Reviewed by Guido G.B. Deimel
Who was Christopher Columbus? Every schoolboy knows, he discovered America. But in reality America had been discovered by Native Americans thousands of years before. What would Spaniards of the sixteenth century have said, had Native Americans landed at Spain's shores and proclaimed to have discovered Europe?
Who knows that Columbus, prior to his career as a sailor, had been a slave trader by profession who would become a holy crusader and personally responsible for the killing of about half a million Natives and that it was already Columbus who introduced those measures generally attributed to later conquistadors, such as enslaving Indians and hunting them down with dogs?

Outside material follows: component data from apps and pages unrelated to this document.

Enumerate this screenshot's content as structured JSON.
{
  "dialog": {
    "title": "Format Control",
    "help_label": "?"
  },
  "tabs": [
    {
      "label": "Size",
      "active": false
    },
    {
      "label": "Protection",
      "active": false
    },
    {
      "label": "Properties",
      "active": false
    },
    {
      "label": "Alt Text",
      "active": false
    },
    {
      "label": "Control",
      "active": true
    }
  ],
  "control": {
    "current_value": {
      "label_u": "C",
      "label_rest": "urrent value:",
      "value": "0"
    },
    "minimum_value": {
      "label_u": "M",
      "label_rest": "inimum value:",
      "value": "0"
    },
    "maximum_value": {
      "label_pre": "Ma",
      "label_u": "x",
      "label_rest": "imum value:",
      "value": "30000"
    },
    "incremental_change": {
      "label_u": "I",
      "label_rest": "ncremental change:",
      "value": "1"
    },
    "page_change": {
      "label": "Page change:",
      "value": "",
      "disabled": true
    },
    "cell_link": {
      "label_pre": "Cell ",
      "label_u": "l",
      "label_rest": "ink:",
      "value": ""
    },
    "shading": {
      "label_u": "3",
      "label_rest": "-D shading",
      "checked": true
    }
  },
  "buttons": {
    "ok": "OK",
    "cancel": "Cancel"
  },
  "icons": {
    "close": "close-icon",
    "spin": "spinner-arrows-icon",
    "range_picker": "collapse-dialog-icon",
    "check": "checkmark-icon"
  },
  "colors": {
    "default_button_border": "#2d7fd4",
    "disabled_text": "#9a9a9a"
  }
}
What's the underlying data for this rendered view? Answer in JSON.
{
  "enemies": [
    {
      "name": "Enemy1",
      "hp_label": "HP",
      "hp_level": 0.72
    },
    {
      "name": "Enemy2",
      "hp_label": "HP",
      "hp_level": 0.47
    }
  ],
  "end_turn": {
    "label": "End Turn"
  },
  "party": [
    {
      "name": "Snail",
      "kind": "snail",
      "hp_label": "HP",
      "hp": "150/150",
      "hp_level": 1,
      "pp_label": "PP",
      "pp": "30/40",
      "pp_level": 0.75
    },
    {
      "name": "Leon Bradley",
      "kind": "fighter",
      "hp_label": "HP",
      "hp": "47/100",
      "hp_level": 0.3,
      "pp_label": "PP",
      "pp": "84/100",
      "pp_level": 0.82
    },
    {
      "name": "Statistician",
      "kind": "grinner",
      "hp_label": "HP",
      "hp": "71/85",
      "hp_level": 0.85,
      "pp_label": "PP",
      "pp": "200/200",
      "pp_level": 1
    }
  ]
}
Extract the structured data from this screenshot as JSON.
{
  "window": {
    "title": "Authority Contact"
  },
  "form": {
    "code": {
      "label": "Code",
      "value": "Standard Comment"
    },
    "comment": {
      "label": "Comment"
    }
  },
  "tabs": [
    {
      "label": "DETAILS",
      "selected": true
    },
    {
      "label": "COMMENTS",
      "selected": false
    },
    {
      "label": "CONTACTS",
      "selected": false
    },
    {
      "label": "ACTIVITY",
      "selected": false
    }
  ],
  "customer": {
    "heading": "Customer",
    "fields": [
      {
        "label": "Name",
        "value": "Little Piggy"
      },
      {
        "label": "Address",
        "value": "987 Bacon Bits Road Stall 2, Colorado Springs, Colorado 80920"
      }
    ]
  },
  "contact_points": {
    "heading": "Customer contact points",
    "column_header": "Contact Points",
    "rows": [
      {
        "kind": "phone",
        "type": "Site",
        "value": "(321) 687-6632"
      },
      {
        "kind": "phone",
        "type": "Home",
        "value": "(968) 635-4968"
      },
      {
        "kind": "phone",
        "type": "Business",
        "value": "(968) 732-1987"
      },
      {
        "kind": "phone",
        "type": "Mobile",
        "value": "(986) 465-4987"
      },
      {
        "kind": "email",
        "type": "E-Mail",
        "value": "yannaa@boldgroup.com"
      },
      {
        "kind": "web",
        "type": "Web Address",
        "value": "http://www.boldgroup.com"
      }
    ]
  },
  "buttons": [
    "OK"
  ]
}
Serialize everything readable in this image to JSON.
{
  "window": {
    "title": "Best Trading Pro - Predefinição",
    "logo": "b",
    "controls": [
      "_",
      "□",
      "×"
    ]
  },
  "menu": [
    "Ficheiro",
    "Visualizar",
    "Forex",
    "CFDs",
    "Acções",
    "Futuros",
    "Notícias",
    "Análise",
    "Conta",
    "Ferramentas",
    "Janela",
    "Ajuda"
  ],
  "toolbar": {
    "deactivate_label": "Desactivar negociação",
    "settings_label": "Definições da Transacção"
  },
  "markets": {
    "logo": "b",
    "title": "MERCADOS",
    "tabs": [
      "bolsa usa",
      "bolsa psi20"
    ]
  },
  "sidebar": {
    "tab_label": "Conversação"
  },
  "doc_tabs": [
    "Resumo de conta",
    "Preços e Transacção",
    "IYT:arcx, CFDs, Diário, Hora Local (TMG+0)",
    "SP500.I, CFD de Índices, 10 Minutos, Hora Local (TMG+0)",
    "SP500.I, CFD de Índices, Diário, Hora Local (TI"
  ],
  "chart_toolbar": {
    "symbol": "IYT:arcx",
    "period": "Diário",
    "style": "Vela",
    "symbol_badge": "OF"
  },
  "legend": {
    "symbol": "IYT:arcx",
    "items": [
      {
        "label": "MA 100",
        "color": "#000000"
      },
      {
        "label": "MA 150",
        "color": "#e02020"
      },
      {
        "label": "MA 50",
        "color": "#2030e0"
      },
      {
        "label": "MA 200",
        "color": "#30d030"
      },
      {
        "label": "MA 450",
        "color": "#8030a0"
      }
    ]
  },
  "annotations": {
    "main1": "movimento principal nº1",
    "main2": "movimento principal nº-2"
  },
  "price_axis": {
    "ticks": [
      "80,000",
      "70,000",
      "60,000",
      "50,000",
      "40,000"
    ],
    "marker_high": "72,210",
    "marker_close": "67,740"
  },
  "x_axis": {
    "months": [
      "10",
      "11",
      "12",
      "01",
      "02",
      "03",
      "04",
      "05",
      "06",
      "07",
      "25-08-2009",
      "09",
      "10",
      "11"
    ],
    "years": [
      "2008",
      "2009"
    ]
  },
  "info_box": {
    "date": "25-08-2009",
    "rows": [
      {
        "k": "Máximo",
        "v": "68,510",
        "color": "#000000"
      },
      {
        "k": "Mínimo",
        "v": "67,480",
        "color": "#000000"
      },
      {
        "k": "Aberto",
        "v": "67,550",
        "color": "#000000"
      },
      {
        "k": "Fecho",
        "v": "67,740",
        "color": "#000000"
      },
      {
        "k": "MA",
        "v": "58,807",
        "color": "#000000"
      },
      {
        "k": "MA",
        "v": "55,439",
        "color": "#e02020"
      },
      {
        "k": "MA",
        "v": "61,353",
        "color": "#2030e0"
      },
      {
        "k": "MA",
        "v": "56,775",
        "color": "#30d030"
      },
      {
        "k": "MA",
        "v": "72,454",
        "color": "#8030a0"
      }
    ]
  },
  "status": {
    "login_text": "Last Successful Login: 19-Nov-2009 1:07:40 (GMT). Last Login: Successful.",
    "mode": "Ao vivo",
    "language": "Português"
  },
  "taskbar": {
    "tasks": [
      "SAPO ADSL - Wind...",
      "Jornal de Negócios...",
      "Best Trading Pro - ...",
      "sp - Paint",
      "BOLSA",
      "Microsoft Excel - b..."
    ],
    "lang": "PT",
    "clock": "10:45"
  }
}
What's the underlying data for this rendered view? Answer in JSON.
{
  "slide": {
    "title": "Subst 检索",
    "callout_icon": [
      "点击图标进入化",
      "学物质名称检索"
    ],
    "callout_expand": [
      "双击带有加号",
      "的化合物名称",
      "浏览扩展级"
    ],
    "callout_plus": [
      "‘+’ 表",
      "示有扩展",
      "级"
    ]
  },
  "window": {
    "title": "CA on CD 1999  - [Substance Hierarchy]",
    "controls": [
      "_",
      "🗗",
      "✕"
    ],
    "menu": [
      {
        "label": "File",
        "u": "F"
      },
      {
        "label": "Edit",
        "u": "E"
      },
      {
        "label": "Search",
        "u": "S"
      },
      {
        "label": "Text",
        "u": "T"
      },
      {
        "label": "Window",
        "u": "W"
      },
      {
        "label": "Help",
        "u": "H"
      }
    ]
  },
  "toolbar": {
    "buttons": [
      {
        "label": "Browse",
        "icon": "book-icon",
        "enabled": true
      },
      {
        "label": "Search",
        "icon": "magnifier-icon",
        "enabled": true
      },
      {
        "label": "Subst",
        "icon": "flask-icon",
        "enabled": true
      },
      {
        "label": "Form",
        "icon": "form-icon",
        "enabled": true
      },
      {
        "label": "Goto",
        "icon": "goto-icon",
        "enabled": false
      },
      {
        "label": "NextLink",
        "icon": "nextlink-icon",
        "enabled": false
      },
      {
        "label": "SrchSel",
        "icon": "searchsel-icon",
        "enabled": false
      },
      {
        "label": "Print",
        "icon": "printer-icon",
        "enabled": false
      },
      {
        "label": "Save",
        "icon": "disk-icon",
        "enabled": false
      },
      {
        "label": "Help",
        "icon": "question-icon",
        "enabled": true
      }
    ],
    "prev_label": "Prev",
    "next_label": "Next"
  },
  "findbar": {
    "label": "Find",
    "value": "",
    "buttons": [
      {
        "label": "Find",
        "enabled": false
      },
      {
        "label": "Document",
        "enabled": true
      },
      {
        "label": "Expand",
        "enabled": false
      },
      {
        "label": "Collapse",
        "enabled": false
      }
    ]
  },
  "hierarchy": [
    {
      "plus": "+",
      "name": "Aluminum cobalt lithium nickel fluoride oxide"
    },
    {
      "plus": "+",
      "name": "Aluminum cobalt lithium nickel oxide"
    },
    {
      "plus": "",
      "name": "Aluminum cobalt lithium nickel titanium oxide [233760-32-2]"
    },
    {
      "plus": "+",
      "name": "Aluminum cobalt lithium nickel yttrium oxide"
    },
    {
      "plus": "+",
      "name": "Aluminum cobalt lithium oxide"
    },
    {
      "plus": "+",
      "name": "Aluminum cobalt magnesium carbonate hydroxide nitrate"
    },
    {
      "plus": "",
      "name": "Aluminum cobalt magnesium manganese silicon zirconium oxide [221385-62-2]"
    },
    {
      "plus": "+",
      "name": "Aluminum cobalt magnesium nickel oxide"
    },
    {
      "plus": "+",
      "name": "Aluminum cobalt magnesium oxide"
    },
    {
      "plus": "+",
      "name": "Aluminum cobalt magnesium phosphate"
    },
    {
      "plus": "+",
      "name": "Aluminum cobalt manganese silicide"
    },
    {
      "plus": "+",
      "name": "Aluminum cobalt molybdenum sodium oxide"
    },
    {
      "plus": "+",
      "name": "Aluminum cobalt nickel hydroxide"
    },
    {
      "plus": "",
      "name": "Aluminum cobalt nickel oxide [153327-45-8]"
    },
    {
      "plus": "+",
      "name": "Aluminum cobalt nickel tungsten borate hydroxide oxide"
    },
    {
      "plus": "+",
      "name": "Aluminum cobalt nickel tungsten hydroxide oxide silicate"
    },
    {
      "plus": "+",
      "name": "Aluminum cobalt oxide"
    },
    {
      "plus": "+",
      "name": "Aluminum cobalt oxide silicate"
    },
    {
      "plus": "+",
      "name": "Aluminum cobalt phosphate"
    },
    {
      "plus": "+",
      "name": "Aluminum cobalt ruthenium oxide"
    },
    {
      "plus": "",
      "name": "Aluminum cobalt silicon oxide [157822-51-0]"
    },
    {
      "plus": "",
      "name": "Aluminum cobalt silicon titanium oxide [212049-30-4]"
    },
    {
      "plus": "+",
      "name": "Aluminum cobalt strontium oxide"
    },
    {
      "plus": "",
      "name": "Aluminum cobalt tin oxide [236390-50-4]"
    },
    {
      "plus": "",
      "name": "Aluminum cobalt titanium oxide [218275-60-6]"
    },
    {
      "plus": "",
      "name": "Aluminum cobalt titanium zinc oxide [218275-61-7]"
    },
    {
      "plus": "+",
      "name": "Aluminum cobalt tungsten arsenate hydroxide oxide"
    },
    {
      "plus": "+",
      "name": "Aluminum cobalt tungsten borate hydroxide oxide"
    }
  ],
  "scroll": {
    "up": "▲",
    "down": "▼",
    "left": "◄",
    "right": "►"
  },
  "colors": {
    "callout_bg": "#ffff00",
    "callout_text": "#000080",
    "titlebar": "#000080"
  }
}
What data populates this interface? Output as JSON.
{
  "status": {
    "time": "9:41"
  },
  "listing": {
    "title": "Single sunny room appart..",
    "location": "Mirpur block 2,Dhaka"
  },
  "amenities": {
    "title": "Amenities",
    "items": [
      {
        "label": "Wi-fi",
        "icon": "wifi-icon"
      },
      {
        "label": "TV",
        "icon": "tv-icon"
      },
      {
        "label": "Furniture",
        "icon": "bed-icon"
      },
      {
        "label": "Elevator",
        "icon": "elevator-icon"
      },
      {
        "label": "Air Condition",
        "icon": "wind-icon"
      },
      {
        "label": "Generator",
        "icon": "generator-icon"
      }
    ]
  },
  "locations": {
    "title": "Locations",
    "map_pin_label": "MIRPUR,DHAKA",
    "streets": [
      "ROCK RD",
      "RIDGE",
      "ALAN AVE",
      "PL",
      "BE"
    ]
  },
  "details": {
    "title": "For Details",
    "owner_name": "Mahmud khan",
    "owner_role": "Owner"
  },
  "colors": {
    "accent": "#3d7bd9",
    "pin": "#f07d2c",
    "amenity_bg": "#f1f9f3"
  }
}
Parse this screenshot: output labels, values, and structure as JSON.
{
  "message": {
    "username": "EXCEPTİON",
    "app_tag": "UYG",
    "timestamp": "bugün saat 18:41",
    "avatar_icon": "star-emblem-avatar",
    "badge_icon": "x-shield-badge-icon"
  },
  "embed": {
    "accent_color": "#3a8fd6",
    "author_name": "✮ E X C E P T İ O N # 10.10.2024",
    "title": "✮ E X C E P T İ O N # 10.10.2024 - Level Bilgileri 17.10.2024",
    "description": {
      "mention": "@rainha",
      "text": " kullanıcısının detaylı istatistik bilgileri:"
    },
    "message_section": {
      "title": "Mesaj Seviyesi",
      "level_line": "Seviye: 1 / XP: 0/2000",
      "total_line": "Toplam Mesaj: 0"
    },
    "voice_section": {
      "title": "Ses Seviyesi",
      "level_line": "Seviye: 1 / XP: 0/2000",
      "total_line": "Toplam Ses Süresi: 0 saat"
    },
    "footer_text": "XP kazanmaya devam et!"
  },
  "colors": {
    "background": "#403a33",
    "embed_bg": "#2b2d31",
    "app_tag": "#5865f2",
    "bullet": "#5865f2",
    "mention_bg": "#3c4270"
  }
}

In "American Holocaust. Columbus and the Conquest of the New World" (Oxford University Press 1992), David E. Stannard not only dispels common myths, he tells the reader what was lost: the incredible variety of cultures and the impressive achievements Native Americans had developed throughout the millennia. How well known is the fact that most Native Americans were living in towns and villages as farmers, long before Columbus and that the majority of Native societies in Northern America was organized democratically, including women's right to vote, long before such an idea was conceivable to Europeans? How well known is it that - unlike European cities of the time - the magnificent capital of the Aztec society took its "drinking water ... from springs ... piped into the city by a huge aquaeduct system" that amazed the Spaniards (p. 5), just as they were amazed at the city's cleanliness and order: "at least 1000 public workers were employed to maintain the city's streets and keep them clean" (p. 5).
When Columbus and a handful of Spanish sailors landed in the Caribbean, this was the beginning of "far and away, the most massive act of genocide in the history of the world" (p. x) and cost more than a hundred million lives in five centuries: "To put this in a contemporary context, the ratio of native survivorship in the Americas following European contact was less than half of what the human survivorship would be in the United States today if every single white person and every single black person died" (p. x).
How well known is it that in the Spanish missions in California the Natives were forced to do slave labor and died in thousands and that the missions were "furnaces of death that sustained their Indian population levels for as long as they did only by driving more and more natives into their confines" (p. 137) ?
Stannard's main goal, however, is to find an answer to the question of which European cultural and religious traditions and precepts lead to this carnage and why these proved so lethal to the Native American cultures. His finds of theological predecessors of racist ideas - such as the Spaniard Sepulveda's discussion about whether the Natives were humans at all, or the widespread idea that the New World had been given to the Christians just as Canaan had been given to the Jews - are very thought provoking and insightful and to some readers certainly provocative.
Reading about hideous and appalling atrocities committed against Native Americans sometimes made me feel angry, sometimes very sad, yet Stannard writes always in a fair and calm manner, and - unlike many scholarly works - his book kept me fascinated from the first page to the last.